The Reason You Should Preheat Your Dutch Oven When Baking Bread

Did you know that it is possible to make bread without an oven? It sounds impossible, but it's true. Sure, countertop bread machines have been doing this for years, but electric bread makers aside, it's actually possible to produce loaves of bread in a toaster oven, slow cooker, air fryer, and even a microwave. These methods will yield bread with good texture and flavor, and even some browning around the crust, making it fine for toast, sandwiches, and fresh, warm loaves for the dinner table. But if it's artisan bread you're craving, with deep brown, sturdy crust, lots of air pockets, and a chewy texture, an oven is probably necessary. 

In order to achieve a loaf of bread like this a lot of heat is necessary — and it's not just your oven that needs to be piping hot. It's no new secret to bread bakers that using a Dutch oven as a baking vessel will give them the results they want. But it goes beyond simply placing your kneaded and risen dough in the pot that goes into the oven. For bread results that can rival those of any professional bakery, you'll actually need to preheat your Dutch oven. 

A preheated dutch oven will create steam
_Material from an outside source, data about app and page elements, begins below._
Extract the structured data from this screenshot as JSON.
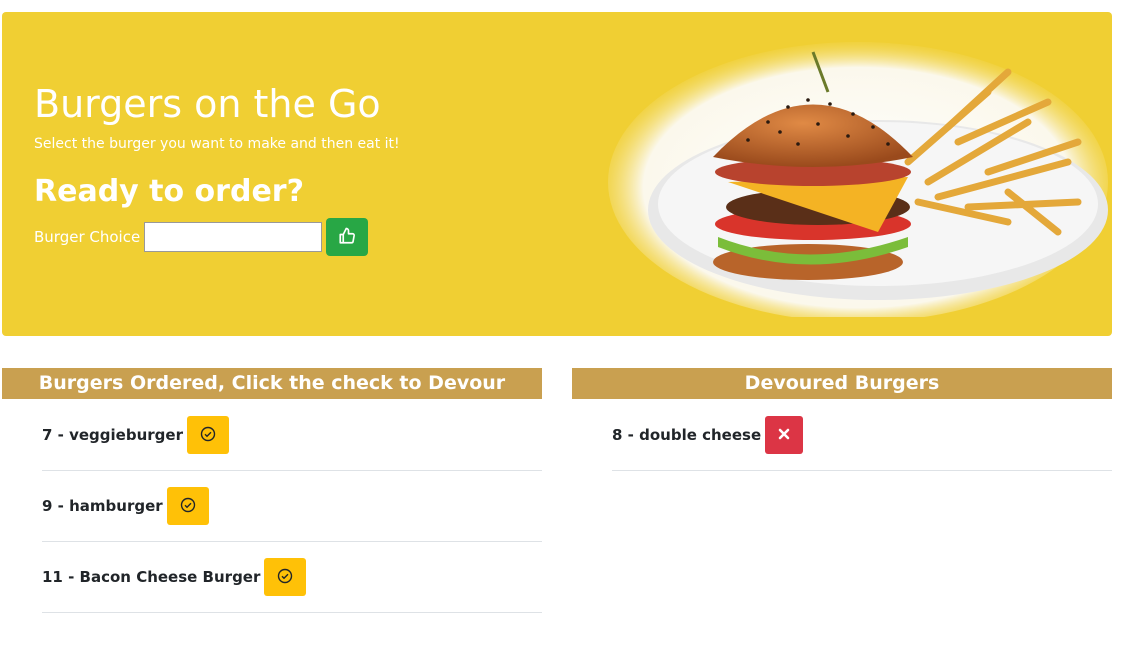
{
  "hero": {
    "title": "Burgers on the Go",
    "subtitle": "Select the burger you want to make and then eat it!",
    "ready_heading": "Ready to order?",
    "choice_label": "Burger Choice",
    "choice_value": "",
    "submit_icon": "thumbs-up-icon",
    "image": "burger-and-fries-photo",
    "background_color": "#f0cf33",
    "submit_color": "#28a745"
  },
  "ordered": {
    "heading": "Burgers Ordered, Click the check to Devour",
    "action_icon": "check-circle-icon",
    "action_color": "#ffc107",
    "items": [
      {
        "label": "7 - veggieburger"
      },
      {
        "label": "9 - hamburger"
      },
      {
        "label": "11 - Bacon Cheese Burger"
      }
    ]
  },
  "devoured": {
    "heading": "Devoured Burgers",
    "action_icon": "close-icon",
    "action_color": "#dc3545",
    "items": [
      {
        "label": "8 - double cheese"
      }
    ]
  },
  "header_color": "#c9a050"
}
Picture-perfect, pristine loaves of bread are partially the result of steam at work. In bread baking, hot steam reacts with the dough to quickly expand it, leaving behind those signature air holes inside the bread. It also produces a shiny, crisp crust on the exterior. In short, steam makes bread look and taste gorgeous. Professional bake houses use ovens that have built-in steam injectors that create the perfect amount of steam at the right time at the touch of a button. Most home ovens aren't that fancy, but they do allow plenty of room for Dutch ovens which can work the same way.
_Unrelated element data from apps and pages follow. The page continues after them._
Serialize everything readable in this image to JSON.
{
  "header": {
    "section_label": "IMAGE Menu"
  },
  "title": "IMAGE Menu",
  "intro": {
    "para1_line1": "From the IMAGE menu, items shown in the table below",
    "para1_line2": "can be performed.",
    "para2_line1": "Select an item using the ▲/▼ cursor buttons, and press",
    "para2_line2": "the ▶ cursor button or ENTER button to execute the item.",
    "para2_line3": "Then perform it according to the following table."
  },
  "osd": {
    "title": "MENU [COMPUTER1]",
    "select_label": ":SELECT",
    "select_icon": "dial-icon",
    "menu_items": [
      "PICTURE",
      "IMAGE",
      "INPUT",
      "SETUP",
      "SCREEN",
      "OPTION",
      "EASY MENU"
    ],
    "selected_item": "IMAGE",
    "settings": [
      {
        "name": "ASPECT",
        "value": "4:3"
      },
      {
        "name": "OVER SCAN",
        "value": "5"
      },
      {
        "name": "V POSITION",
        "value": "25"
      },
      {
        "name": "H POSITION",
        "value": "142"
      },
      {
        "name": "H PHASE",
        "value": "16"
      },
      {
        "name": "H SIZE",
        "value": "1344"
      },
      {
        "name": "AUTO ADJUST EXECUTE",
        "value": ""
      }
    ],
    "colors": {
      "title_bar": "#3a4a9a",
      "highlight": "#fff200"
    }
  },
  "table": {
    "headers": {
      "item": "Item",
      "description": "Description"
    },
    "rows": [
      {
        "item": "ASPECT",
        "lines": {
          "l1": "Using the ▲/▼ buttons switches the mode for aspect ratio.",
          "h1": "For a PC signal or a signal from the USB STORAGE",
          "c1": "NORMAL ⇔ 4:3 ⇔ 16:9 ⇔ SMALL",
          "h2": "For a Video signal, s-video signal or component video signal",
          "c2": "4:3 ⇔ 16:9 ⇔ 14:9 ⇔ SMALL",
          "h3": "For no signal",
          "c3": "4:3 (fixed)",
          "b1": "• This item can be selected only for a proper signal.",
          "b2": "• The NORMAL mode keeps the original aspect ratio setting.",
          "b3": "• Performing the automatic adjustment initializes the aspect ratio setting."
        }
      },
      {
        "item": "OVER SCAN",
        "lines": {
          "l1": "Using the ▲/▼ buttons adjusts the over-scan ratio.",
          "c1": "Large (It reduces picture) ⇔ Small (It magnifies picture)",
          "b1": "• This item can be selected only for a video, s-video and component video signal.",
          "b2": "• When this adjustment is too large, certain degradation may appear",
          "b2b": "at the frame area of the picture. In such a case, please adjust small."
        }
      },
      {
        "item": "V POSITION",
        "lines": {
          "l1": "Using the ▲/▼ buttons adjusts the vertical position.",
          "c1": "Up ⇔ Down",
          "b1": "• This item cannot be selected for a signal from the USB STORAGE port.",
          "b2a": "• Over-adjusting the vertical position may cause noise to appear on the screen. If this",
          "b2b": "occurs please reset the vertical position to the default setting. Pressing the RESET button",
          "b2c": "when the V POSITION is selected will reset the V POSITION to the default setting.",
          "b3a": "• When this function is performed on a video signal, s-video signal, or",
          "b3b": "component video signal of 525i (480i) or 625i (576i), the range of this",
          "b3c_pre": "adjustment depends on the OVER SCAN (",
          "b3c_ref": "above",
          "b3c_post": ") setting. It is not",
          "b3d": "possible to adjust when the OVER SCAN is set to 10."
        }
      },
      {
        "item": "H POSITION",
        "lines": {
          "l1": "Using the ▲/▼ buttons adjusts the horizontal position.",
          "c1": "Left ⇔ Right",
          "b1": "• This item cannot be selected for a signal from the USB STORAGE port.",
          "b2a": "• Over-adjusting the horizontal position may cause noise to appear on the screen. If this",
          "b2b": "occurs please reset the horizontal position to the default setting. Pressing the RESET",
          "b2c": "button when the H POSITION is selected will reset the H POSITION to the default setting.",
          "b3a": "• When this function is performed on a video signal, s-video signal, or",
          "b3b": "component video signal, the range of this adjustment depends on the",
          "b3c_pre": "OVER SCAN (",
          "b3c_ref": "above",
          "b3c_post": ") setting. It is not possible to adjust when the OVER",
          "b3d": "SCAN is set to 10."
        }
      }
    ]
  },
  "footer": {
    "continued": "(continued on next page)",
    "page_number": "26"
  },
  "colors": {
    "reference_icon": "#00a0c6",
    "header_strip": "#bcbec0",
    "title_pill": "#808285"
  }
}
When you preheat your Dutch oven, you are creating an environment that will work similarly to a professional bread oven. When your bread dough is ready for baking, you place it in your preheated Dutch oven. The intense heat combines with the moisture of the dough creating -– you guessed it -– steam. The dough will immediately spring into life, so to speak, and rise beautifully. In addition, the steam essentially gives the yeast more time to reduce flour starch into sugar which caramelizes or gives bread its browned crust. Most Dutch oven bread recipes will instruct you to remove the lid of the pot at some point to get the crust super golden and crispy. Prepare to be amazed at how preheating your Dutch oven will change the results of your homemade bread for the better.